The tradition today is largely observed in the area of Tokyo and Kyoto among wealthy families for wedding gifts, explained Mary Hays of San Francisco, cocurator of the show with her husband Ralph. Recently Japanese women's magazines have extolled the practice and in their bridal salons, large Japanese department stores sell appropriate fukusa.

In the Edo period, fukusa were used for many other presentation occasions, especially New Year's Day. Presents were also traditional for women in the fifth month of pregnancy, for newborn boys, on 13-year-old boys' birthdays and for weddings and retirements. The fukusa often illustrated a well-known fable appropriate to the occasion.

Out of Japan's rich traditions and sometimes gaudy past come other fukusa decorative covers. "The Three Friends of the Cold" fukusa combines plum blossoms, pine and bamboo to wish for long life and happiness. The plum is sweet even in the cold, the bamboo bends without breaking, the pine lives a long, green life.

A Dutch trade ship fukusa, bringing good wishes as New Year's cargo, pokes fun at the wide-brim-hatted Dutch sailors and even shows them as monkeys on the yardarm.

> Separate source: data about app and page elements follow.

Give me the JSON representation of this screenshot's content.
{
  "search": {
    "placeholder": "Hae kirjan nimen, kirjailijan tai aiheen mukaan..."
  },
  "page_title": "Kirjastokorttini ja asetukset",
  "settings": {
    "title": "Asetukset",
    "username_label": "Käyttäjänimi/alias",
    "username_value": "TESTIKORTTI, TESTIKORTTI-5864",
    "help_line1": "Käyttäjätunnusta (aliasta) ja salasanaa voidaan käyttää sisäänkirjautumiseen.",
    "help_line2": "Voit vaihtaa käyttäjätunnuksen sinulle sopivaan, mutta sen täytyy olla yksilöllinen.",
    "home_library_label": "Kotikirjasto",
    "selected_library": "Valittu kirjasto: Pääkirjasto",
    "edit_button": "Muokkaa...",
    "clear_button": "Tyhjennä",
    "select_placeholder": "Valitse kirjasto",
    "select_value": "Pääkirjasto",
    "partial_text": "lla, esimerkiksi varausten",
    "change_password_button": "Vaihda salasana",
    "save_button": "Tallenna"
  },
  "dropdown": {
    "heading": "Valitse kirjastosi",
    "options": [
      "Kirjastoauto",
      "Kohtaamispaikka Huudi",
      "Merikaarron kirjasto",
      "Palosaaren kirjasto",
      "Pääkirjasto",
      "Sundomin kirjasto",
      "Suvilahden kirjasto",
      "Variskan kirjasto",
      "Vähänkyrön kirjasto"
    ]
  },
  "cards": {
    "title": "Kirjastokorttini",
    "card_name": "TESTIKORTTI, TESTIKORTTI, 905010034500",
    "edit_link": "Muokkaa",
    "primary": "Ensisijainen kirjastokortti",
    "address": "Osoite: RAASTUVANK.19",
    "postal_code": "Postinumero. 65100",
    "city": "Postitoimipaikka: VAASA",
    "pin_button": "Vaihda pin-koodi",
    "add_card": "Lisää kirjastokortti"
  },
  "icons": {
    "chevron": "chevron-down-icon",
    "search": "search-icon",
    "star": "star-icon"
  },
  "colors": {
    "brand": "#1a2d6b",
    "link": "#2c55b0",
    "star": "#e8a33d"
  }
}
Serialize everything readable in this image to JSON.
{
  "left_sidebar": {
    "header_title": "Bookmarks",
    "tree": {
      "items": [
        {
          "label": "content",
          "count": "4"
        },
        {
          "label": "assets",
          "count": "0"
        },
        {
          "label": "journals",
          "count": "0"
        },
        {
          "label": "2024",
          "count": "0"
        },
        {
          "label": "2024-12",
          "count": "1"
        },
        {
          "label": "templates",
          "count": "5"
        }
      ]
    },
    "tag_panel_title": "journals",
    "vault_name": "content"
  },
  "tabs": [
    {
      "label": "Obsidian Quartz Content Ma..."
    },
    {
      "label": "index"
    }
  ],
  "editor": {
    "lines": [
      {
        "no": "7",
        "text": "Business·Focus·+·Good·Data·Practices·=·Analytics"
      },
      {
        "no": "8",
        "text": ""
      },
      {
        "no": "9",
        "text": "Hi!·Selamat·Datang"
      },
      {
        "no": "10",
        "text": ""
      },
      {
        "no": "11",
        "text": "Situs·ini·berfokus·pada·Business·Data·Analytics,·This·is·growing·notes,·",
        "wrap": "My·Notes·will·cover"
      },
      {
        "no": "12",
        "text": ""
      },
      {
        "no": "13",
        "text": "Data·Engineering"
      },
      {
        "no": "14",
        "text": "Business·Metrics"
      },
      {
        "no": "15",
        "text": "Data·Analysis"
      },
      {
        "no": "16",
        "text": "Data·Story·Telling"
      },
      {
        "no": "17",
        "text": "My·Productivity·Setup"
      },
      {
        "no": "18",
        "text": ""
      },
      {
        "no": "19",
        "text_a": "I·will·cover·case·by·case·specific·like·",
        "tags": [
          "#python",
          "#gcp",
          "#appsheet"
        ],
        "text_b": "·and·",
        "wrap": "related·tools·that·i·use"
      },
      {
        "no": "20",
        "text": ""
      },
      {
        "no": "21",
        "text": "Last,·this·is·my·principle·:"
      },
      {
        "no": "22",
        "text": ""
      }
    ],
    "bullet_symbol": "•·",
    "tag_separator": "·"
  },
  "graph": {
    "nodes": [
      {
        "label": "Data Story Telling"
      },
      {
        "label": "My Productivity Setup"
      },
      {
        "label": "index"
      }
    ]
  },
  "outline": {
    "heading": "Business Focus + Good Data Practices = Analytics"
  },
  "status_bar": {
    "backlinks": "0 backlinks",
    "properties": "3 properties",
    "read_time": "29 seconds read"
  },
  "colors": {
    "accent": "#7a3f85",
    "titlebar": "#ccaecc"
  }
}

A 77th birthday fukusa shows three scholars of Buddhism, Confucianism and Taoism. The picture recalls a joke about a Buddhist. He was tricked into breaking a vow never to leave his monastery by his friends who engaged him in such a fascinating philosophical conversation that he walked out of the grounds without realizing it.

The shell-matching game, in which 360 clam shells are paired, was counted as appropriate for a gift cover for a bridal couple. The great shrine of Sumiyoshi, dedicated to guardians of travelers, was used as a symbol on a fukusa to be given at a wedding, the beginning of a lifelong journey. A Manchurian crane carries a wish for long life, a rice sheaf for wealth and a sake vat for celebration.

Hays says that the collection was actually begun around the turn of the 20th century by Shojiro Nomura's mother. Tei Nomura was the first Japanese woman to set up as a dealer in Japanese antiquities. She specialized in textiles. The story goes that she sold a piece of fabric to a westerner who, misreading the price, paid 10 times what she had asked. She realized the value to foreigners and built an elaborate antique shop in the western section of town, where it became an important business.

Her fifth son, Shojiro, was sent to school in Greenville, Ohio, and then apprenticed to Japanese art experts before going around the world to establish markets. His son-in-law, an American of Japanese ancestry, Morris Nomura (adopted by his wife's family), was trapped in Japan during World War II. Afterward, Morris dispersed the business, lent his family's kimono collection to the Metropolitan Museum of Art in New York (eventually the Japanese government bought it), but gave the fukusa collection to Mills College in Oakland when his daughter Betty was a student there.

After a storm

On Mount Mimuro

The colored leaves

Floating on Tatsuta River

Are like a many-colored silk. -- A poem by Noin (998-1050) illustrated on a fukusa